Another distinctive feature of Lawrence’s description of nature is that the feeling and emotions of some of the important and complex characters of the novel have been revealed in terms of the objects of nature. This symbolic representation of the human feelings is what constitutes a novel contribution of Lawrence’s to the domain of English fiction. Thus Lawrence has mentioned a few plants and flowers which are suggestive of Miriam’s dormant but passionate desire for life. She figures as a very complex character in the novel. The  complexity of the thoughts lying embedded in the inner recesses of her mind, the subtle and delicate nuances of her fallings and sentiments have been most artistically revealed in the scene where she expresses her reactions to the daffodils:

 “The cheeks of the flowers were greenish with cold. But still some had burst, and their gold ruffle and glowed. Miriam went on her knees before one cluster, took a wild-looking daffodil between her hands , turned up its face of gold to here and bowed down, caressing it with her month and cheeks and brows.”

This short of suggestive or symbolical description is more effective than explicit statement, especially when the psychology of the characters becomes the exclusive concern with the novelist. Thus the scene was Paul is found painting the pine trees is a very suitable illustration in this regard.

Lawrence was primarily pre-occupied with the very “shimmeriness of life”, “the inner feel of it “; he was absolutely indifferent to the hard outer crust of life. Hence both the animate and inanimate object information he novel serve significant purpose inasmuch as these contribute to the externalization or exposition of the inner psychology of the character. Human life has been shown to be in close kinship with nature. By the symbolic presentation of the plants and flowers and several other natural objects, Lawrence has very successfully conveyed the psychological cross-currents of his characters. The rejuvenation of nature is suggestive of “the naturalness of growth and the power of life”. In this context, the illuminating commentary of Mr. Hanson deserves special mention:

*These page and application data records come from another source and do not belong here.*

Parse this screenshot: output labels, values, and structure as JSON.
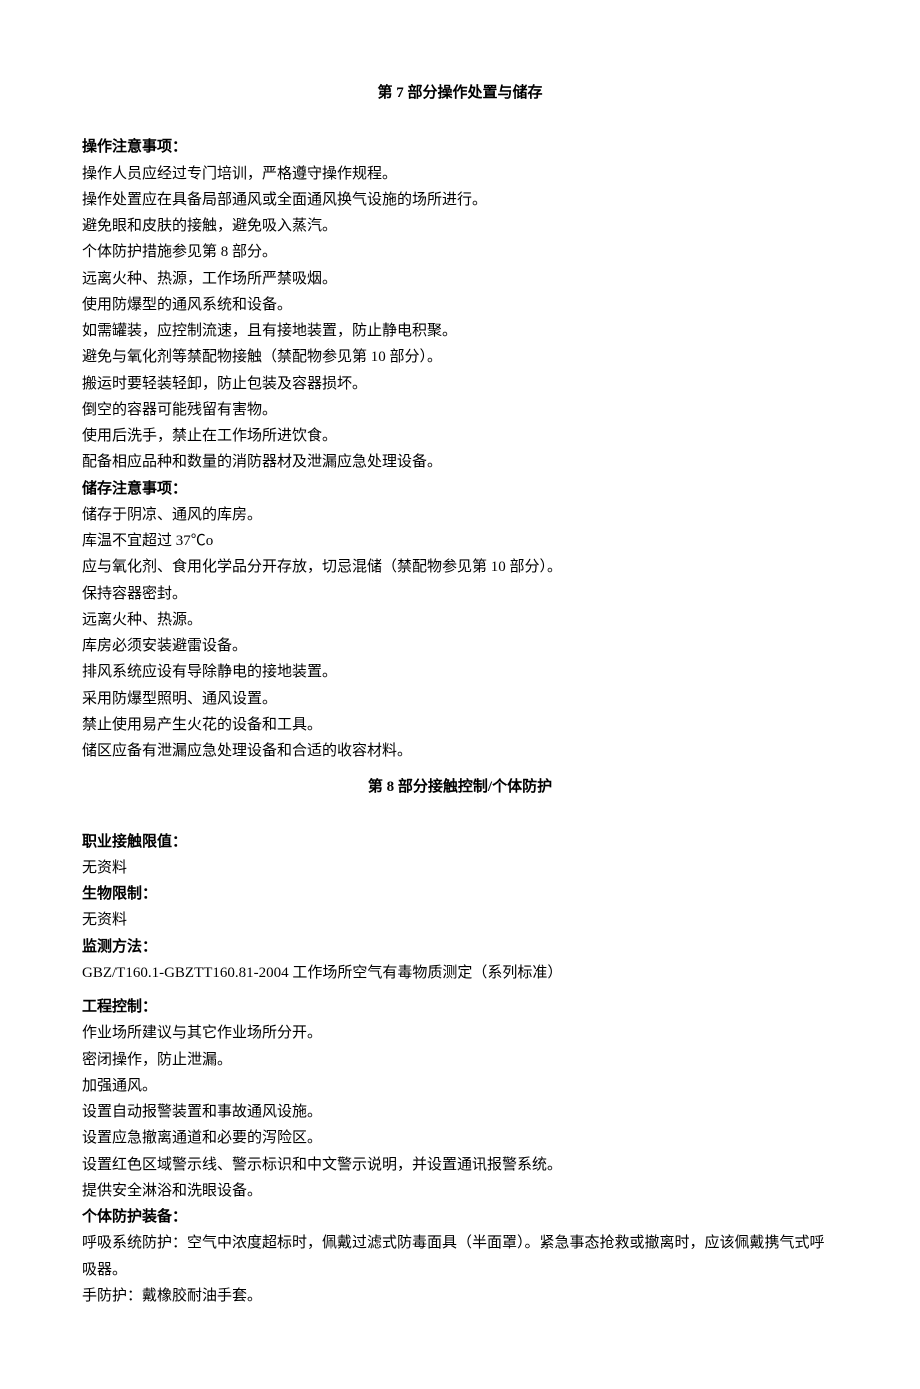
{
  "section7": {
    "title": "第 7 部分操作处置与储存",
    "handling_label": "操作注意事项：",
    "handling_lines": [
      "操作人员应经过专门培训，严格遵守操作规程。",
      "操作处置应在具备局部通风或全面通风换气设施的场所进行。",
      "避免眼和皮肤的接触，避免吸入蒸汽。",
      "个体防护措施参见第 8 部分。",
      "远离火种、热源，工作场所严禁吸烟。",
      "使用防爆型的通风系统和设备。",
      "如需罐装，应控制流速，且有接地装置，防止静电积聚。",
      "避免与氧化剂等禁配物接触（禁配物参见第 10 部分）。",
      "搬运时要轻装轻卸，防止包装及容器损坏。",
      "倒空的容器可能残留有害物。",
      "使用后洗手，禁止在工作场所进饮食。",
      "配备相应品种和数量的消防器材及泄漏应急处理设备。"
    ],
    "storage_label": "储存注意事项：",
    "storage_lines": [
      "储存于阴凉、通风的库房。",
      "库温不宜超过 37℃o",
      "应与氧化剂、食用化学品分开存放，切忌混储（禁配物参见第 10 部分）。",
      "保持容器密封。",
      "远离火种、热源。",
      "库房必须安装避雷设备。",
      "排风系统应设有导除静电的接地装置。",
      "采用防爆型照明、通风设置。",
      "禁止使用易产生火花的设备和工具。",
      "储区应备有泄漏应急处理设备和合适的收容材料。"
    ]
  },
  "section8": {
    "title": "第 8 部分接触控制/个体防护",
    "exposure_label": "职业接触限值：",
    "exposure_value": "无资料",
    "bio_label": "生物限制：",
    "bio_value": "无资料",
    "monitor_label": "监测方法：",
    "monitor_value": "GBZ/T160.1-GBZTT160.81-2004 工作场所空气有毒物质测定（系列标准）",
    "engineering_label": "工程控制：",
    "engineering_lines": [
      "作业场所建议与其它作业场所分开。",
      "密闭操作，防止泄漏。",
      "加强通风。",
      "设置自动报警装置和事故通风设施。",
      "设置应急撤离通道和必要的泻险区。",
      "设置红色区域警示线、警示标识和中文警示说明，并设置通讯报警系统。",
      "提供安全淋浴和洗眼设备。"
    ],
    "ppe_label": "个体防护装备：",
    "ppe_lines": [
      "呼吸系统防护：空气中浓度超标时，佩戴过滤式防毒面具（半面罩）。紧急事态抢救或撤离时，应该佩戴携气式呼吸器。",
      "手防护：戴橡胶耐油手套。"
    ]
  }
}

 “Through the novel, flowers and growing things are used to suggest the naturalness of growth and the power of life. They are images of vitality and spontaneity, having their roots in some great source of being. This is why they are important as statement or a comment on the relationship between Paul and Miriam. By comparison with things of the natural order, that relationship which should have been equally a part of nature is seen as becoming increasingly unnatural and sterile. Miriam’s attitude to them, one of intense, reverent adoration, is a reflection of her attitude to Paul, unrealistic and over spiritualized.” 

The natural vignettes of Lawrence serve twofold purposes – “first to particularize the special circumstances to Bentwood here the effect is cumulative through the novel; and secondly, as a source of imagery and intangible emotions and attitudes It is very much a poetic use of language, bypassing the rationalizing intellect by the immediacy of its imagery; this natural imagery is one of the ways in which Lawrence gives us “truth carried alive in to the heart by passion.” Lawrence has achieved highly successful and excellently effective result by employing natural imagery for the sake of the externalization of human emotions and intricate thoughts and feelings. This is indubitably a great and laudable artistic achievement.

Ref: 1. History of English Literature- Albert     
     2. A Readers' Guide to the Contemporary English Novel- F. R. Karl